Put yourself in their shoes – This is a simple trick that can go a long way towards helping you perfect your CV, freelance or otherwise. Imagine the situation from the clients perspective in order to grasp exactly what it is there looking for. Imagine the shoe being on the other foot and think about what information you would want to be given if you were on the hunt for a fantastic freelancer.
Dare to be different – Nobody ever stood out by adopting sheep mentality and following the crowd did they and it’s much the same when it comes to the CV selection process. If you deliver a run of the mill resume that your potential employer has seen a million and one times before, you’ll likely end up tossed into the shredder and forgotten about forever more. However, if you take the time to think outside the box a little, you’ll create a lasting impression that will land you top of the ‘yes’ pile.
Organise chronologically – Displaying your experience in date order, from earliest to most recent will ensure the reader is able to better understand your progression and establish where you’re at professionally. Styles, ambitions and expertise develop and evolve over time and you want the potential employer to be impressed by the current version of you.
Don’t exaggerate – When you’re chasing your dream freelance job and you’re desperate to make a show-stopping first impression, it can be tempting to manipulate the truth a little bit in order to stand a fighting chance against the competition. But we have one word of advice with regards to this – don’t! Inflating the truth will only pile the pressure on you and lead to disappoint for the client further down the line when you cannot deliver on something you previously claimed you could. Just be honest.
Provide access to social media – On the subject of honesty, providing links to your social media channels is a good way to demonstrate openness and transparency to the reader, which are attractive attributes in an employee. Directing the reader to your social platforms is also a great way to show that you are up to date with the digital industry and able to manage an active online presence.
Link to your portfolio – As well as link to social media profiles, it’s also advisable to include a link to your own website or online portfolio.

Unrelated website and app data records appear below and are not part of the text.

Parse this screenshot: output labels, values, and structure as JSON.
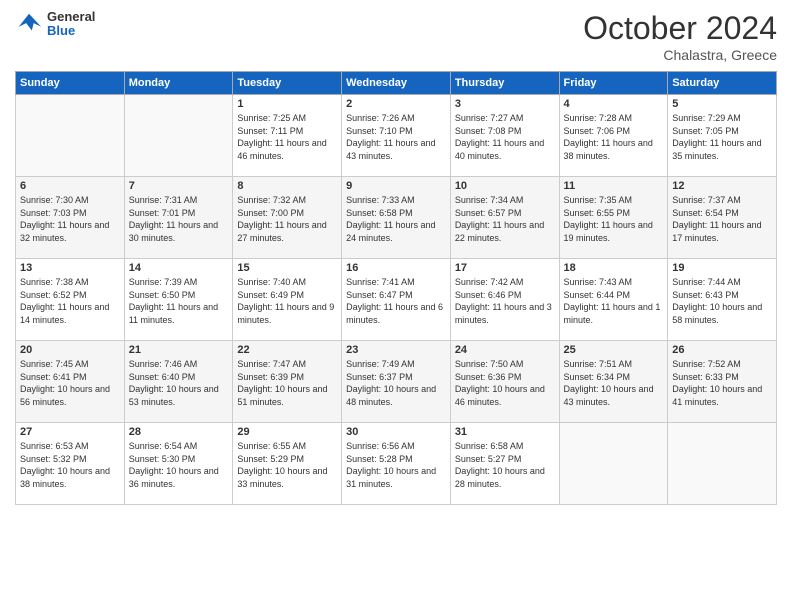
{
  "logo": {
    "line1": "General",
    "line2": "Blue"
  },
  "header": {
    "month": "October 2024",
    "location": "Chalastra, Greece"
  },
  "days_of_week": [
    "Sunday",
    "Monday",
    "Tuesday",
    "Wednesday",
    "Thursday",
    "Friday",
    "Saturday"
  ],
  "weeks": [
    [
      {
        "day": "",
        "sunrise": "",
        "sunset": "",
        "daylight": ""
      },
      {
        "day": "",
        "sunrise": "",
        "sunset": "",
        "daylight": ""
      },
      {
        "day": "1",
        "sunrise": "Sunrise: 7:25 AM",
        "sunset": "Sunset: 7:11 PM",
        "daylight": "Daylight: 11 hours and 46 minutes."
      },
      {
        "day": "2",
        "sunrise": "Sunrise: 7:26 AM",
        "sunset": "Sunset: 7:10 PM",
        "daylight": "Daylight: 11 hours and 43 minutes."
      },
      {
        "day": "3",
        "sunrise": "Sunrise: 7:27 AM",
        "sunset": "Sunset: 7:08 PM",
        "daylight": "Daylight: 11 hours and 40 minutes."
      },
      {
        "day": "4",
        "sunrise": "Sunrise: 7:28 AM",
        "sunset": "Sunset: 7:06 PM",
        "daylight": "Daylight: 11 hours and 38 minutes."
      },
      {
        "day": "5",
        "sunrise": "Sunrise: 7:29 AM",
        "sunset": "Sunset: 7:05 PM",
        "daylight": "Daylight: 11 hours and 35 minutes."
      }
    ],
    [
      {
        "day": "6",
        "sunrise": "Sunrise: 7:30 AM",
        "sunset": "Sunset: 7:03 PM",
        "daylight": "Daylight: 11 hours and 32 minutes."
      },
      {
        "day": "7",
        "sunrise": "Sunrise: 7:31 AM",
        "sunset": "Sunset: 7:01 PM",
        "daylight": "Daylight: 11 hours and 30 minutes."
      },
      {
        "day": "8",
        "sunrise": "Sunrise: 7:32 AM",
        "sunset": "Sunset: 7:00 PM",
        "daylight": "Daylight: 11 hours and 27 minutes."
      },
      {
        "day": "9",
        "sunrise": "Sunrise: 7:33 AM",
        "sunset": "Sunset: 6:58 PM",
        "daylight": "Daylight: 11 hours and 24 minutes."
      },
      {
        "day": "10",
        "sunrise": "Sunrise: 7:34 AM",
        "sunset": "Sunset: 6:57 PM",
        "daylight": "Daylight: 11 hours and 22 minutes."
      },
      {
        "day": "11",
        "sunrise": "Sunrise: 7:35 AM",
        "sunset": "Sunset: 6:55 PM",
        "daylight": "Daylight: 11 hours and 19 minutes."
      },
      {
        "day": "12",
        "sunrise": "Sunrise: 7:37 AM",
        "sunset": "Sunset: 6:54 PM",
        "daylight": "Daylight: 11 hours and 17 minutes."
      }
    ],
    [
      {
        "day": "13",
        "sunrise": "Sunrise: 7:38 AM",
        "sunset": "Sunset: 6:52 PM",
        "daylight": "Daylight: 11 hours and 14 minutes."
      },
      {
        "day": "14",
        "sunrise": "Sunrise: 7:39 AM",
        "sunset": "Sunset: 6:50 PM",
        "daylight": "Daylight: 11 hours and 11 minutes."
      },
      {
        "day": "15",
        "sunrise": "Sunrise: 7:40 AM",
        "sunset": "Sunset: 6:49 PM",
        "daylight": "Daylight: 11 hours and 9 minutes."
      },
      {
        "day": "16",
        "sunrise": "Sunrise: 7:41 AM",
        "sunset": "Sunset: 6:47 PM",
        "daylight": "Daylight: 11 hours and 6 minutes."
      },
      {
        "day": "17",
        "sunrise": "Sunrise: 7:42 AM",
        "sunset": "Sunset: 6:46 PM",
        "daylight": "Daylight: 11 hours and 3 minutes."
      },
      {
        "day": "18",
        "sunrise": "Sunrise: 7:43 AM",
        "sunset": "Sunset: 6:44 PM",
        "daylight": "Daylight: 11 hours and 1 minute."
      },
      {
        "day": "19",
        "sunrise": "Sunrise: 7:44 AM",
        "sunset": "Sunset: 6:43 PM",
        "daylight": "Daylight: 10 hours and 58 minutes."
      }
    ],
    [
      {
        "day": "20",
        "sunrise": "Sunrise: 7:45 AM",
        "sunset": "Sunset: 6:41 PM",
        "daylight": "Daylight: 10 hours and 56 minutes."
      },
      {
        "day": "21",
        "sunrise": "Sunrise: 7:46 AM",
        "sunset": "Sunset: 6:40 PM",
        "daylight": "Daylight: 10 hours and 53 minutes."
      },
      {
        "day": "22",
        "sunrise": "Sunrise: 7:47 AM",
        "sunset": "Sunset: 6:39 PM",
        "daylight": "Daylight: 10 hours and 51 minutes."
      },
      {
        "day": "23",
        "sunrise": "Sunrise: 7:49 AM",
        "sunset": "Sunset: 6:37 PM",
        "daylight": "Daylight: 10 hours and 48 minutes."
      },
      {
        "day": "24",
        "sunrise": "Sunrise: 7:50 AM",
        "sunset": "Sunset: 6:36 PM",
        "daylight": "Daylight: 10 hours and 46 minutes."
      },
      {
        "day": "25",
        "sunrise": "Sunrise: 7:51 AM",
        "sunset": "Sunset: 6:34 PM",
        "daylight": "Daylight: 10 hours and 43 minutes."
      },
      {
        "day": "26",
        "sunrise": "Sunrise: 7:52 AM",
        "sunset": "Sunset: 6:33 PM",
        "daylight": "Daylight: 10 hours and 41 minutes."
      }
    ],
    [
      {
        "day": "27",
        "sunrise": "Sunrise: 6:53 AM",
        "sunset": "Sunset: 5:32 PM",
        "daylight": "Daylight: 10 hours and 38 minutes."
      },
      {
        "day": "28",
        "sunrise": "Sunrise: 6:54 AM",
        "sunset": "Sunset: 5:30 PM",
        "daylight": "Daylight: 10 hours and 36 minutes."
      },
      {
        "day": "29",
        "sunrise": "Sunrise: 6:55 AM",
        "sunset": "Sunset: 5:29 PM",
        "daylight": "Daylight: 10 hours and 33 minutes."
      },
      {
        "day": "30",
        "sunrise": "Sunrise: 6:56 AM",
        "sunset": "Sunset: 5:28 PM",
        "daylight": "Daylight: 10 hours and 31 minutes."
      },
      {
        "day": "31",
        "sunrise": "Sunrise: 6:58 AM",
        "sunset": "Sunset: 5:27 PM",
        "daylight": "Daylight: 10 hours and 28 minutes."
      },
      {
        "day": "",
        "sunrise": "",
        "sunset": "",
        "daylight": ""
      },
      {
        "day": "",
        "sunrise": "",
        "sunset": "",
        "daylight": ""
      }
    ]
  ]
}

As we mentioned earlier, CVs need to be short and concise, which means you aren’t left with much room to show off everything you can do and have done. Enclosing a link to your site will allow further opportunity to showcase your client list, your skills and most importantly, what you could do for them.
Provide references – Although the content of a freelance CV is a little different to that of a professional looking for in-house and permanent positions, the function is fundamentally the same. The reader is going to want to see that you’re skilled, experienced, trustworthy and hardworking, just like any other prospective employers. Providing them with at least two references is another great way to demonstrate transparency and will project confidence in your own work.
Proofread – The importance of proofreading and checking over your own work has been drilled into your brains from the age of about 5, we know, so being told just one more time can’t do any harm. Spelling mistakes, inconsistent formatting and bad grammar are a sure way to bag yourself a one-way ticket to the ‘no’ pile so make sure you proofread that CV until your eyes begin to turn square!